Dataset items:
=== Section Start ===

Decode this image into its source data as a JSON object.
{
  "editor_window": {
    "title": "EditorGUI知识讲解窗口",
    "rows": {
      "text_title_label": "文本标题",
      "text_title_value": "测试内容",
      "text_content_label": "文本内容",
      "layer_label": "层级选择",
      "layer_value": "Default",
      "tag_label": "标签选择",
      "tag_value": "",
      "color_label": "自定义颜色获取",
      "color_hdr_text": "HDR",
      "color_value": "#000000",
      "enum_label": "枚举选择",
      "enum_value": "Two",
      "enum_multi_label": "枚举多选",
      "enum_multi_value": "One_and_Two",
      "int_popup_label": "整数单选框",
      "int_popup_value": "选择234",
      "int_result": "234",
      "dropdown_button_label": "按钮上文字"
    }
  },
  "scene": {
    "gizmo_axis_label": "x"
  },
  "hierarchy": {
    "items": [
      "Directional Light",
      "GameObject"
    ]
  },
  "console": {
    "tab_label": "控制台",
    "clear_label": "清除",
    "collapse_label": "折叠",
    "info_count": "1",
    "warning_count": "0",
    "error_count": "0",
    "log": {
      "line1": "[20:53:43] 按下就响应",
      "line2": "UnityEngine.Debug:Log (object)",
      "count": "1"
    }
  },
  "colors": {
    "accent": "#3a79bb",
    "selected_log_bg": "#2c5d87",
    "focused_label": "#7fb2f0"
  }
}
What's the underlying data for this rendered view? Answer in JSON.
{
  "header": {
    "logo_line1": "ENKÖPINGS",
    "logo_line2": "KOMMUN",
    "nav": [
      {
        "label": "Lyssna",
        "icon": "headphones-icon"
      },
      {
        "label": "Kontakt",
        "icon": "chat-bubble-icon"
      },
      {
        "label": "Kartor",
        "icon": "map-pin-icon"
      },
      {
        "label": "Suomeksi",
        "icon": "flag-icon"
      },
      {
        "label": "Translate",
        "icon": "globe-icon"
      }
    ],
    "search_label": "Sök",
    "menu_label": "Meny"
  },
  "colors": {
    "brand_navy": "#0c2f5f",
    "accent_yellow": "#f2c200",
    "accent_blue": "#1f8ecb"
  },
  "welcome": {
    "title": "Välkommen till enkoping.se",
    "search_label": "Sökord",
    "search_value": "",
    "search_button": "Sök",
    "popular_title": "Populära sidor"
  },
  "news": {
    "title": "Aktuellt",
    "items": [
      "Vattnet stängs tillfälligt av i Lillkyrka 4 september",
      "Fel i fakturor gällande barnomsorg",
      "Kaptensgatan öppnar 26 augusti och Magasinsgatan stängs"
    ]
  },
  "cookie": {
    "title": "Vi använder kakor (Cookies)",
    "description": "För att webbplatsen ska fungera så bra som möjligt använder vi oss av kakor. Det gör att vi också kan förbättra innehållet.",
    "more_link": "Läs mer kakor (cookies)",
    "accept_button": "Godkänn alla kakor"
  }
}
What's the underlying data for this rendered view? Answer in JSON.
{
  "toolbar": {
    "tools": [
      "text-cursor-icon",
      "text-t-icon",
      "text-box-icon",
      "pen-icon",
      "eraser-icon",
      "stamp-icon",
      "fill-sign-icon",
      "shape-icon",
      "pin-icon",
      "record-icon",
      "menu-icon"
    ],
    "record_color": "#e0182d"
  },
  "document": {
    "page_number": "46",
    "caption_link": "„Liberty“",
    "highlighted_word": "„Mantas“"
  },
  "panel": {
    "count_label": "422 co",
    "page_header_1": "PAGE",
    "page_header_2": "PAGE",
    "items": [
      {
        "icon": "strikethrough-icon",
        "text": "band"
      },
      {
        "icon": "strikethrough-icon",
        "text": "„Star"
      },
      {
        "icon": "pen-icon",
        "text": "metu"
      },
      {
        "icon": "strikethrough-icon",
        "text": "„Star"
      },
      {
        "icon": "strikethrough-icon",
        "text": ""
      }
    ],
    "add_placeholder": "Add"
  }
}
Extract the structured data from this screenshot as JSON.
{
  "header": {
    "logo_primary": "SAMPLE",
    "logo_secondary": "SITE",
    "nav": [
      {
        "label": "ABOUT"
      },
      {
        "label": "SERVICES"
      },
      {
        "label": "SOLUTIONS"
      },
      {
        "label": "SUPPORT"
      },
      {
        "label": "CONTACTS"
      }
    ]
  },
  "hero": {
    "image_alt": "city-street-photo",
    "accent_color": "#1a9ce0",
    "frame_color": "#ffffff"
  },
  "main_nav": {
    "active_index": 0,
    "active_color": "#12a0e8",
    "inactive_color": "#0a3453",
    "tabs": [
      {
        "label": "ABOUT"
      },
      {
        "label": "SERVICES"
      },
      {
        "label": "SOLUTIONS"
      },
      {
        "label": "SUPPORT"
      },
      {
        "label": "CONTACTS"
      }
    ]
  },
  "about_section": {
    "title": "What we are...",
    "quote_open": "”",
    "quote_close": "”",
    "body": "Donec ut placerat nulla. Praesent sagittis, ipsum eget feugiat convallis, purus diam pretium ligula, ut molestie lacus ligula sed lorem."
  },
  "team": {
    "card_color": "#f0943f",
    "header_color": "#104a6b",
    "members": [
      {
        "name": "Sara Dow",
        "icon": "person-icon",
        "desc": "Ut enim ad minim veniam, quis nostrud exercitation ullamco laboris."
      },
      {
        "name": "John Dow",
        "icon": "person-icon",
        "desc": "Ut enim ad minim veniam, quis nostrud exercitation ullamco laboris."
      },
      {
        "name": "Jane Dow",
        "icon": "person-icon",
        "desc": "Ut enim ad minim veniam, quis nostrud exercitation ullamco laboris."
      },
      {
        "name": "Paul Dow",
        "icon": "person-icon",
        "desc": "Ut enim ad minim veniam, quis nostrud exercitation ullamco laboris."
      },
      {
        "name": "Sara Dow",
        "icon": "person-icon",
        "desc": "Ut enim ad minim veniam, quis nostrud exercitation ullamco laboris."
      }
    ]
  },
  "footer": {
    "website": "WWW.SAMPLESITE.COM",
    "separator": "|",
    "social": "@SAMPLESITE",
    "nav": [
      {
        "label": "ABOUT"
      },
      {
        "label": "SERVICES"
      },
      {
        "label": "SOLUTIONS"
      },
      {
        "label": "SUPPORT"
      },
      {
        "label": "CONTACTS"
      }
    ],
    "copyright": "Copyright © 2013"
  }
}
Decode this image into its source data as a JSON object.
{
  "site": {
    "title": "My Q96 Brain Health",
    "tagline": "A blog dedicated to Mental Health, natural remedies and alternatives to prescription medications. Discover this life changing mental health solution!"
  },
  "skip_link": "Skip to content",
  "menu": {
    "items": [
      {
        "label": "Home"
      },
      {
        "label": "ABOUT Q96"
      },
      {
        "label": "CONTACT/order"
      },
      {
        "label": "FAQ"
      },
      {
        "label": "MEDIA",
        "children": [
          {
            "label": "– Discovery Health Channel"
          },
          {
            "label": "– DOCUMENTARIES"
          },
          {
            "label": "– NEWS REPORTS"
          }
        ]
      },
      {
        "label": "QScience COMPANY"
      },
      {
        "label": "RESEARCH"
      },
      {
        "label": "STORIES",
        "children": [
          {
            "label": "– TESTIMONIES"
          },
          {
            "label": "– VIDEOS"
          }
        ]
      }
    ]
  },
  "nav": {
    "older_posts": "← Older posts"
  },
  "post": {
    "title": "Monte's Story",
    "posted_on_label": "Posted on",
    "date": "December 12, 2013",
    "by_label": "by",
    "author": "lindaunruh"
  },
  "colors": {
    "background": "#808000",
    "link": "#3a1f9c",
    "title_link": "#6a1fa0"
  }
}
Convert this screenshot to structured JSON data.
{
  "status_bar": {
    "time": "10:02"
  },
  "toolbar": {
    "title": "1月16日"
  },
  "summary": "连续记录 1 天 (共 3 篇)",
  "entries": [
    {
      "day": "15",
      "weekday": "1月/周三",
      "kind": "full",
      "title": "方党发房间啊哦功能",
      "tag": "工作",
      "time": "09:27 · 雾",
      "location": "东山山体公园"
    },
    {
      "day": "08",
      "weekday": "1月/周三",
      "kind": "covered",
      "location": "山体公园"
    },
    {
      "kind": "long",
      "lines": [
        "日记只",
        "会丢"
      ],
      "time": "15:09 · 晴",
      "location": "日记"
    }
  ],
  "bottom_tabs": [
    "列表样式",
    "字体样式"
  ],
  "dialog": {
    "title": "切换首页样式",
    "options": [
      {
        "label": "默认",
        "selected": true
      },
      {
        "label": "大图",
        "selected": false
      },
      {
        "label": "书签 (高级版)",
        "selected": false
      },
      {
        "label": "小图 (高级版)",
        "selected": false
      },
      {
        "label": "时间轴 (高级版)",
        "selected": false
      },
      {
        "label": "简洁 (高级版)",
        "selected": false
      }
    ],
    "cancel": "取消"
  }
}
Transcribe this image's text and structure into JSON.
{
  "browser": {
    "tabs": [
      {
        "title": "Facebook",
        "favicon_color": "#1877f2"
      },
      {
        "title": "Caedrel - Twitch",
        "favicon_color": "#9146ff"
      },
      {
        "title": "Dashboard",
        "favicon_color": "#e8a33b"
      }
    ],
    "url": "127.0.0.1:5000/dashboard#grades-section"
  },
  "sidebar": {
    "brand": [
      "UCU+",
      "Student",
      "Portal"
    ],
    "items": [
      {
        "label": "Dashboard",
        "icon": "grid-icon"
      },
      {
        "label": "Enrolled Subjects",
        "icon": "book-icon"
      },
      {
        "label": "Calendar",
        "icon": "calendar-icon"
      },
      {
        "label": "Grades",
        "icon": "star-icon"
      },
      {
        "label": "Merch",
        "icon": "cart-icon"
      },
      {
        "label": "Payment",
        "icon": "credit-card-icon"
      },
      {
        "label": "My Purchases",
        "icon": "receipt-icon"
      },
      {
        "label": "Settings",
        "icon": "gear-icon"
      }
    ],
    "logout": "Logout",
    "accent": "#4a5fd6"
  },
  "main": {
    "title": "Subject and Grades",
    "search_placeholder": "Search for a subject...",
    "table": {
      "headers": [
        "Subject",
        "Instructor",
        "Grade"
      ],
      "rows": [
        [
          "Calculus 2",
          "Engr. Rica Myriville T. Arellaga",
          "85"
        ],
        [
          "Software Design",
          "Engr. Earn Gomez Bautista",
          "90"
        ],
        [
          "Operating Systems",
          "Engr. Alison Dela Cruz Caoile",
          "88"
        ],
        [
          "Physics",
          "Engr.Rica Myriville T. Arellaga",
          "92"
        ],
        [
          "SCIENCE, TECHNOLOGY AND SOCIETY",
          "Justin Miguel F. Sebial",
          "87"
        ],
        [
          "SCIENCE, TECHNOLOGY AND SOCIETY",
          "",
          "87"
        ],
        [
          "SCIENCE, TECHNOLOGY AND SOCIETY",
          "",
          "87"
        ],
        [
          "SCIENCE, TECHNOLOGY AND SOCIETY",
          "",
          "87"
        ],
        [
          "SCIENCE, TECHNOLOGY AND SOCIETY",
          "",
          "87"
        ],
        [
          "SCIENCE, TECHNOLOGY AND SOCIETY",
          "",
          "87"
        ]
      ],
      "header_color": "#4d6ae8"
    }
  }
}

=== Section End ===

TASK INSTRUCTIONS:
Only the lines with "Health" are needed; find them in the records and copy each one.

YOUR RESPONSE:
    "title": "My Q96 Brain Health",
    "tagline": "A blog dedicated to Mental Health, natural remedies and alternatives to prescription medications. Discover this life changing mental health solution!"
            "label": "– Discovery Health Channel"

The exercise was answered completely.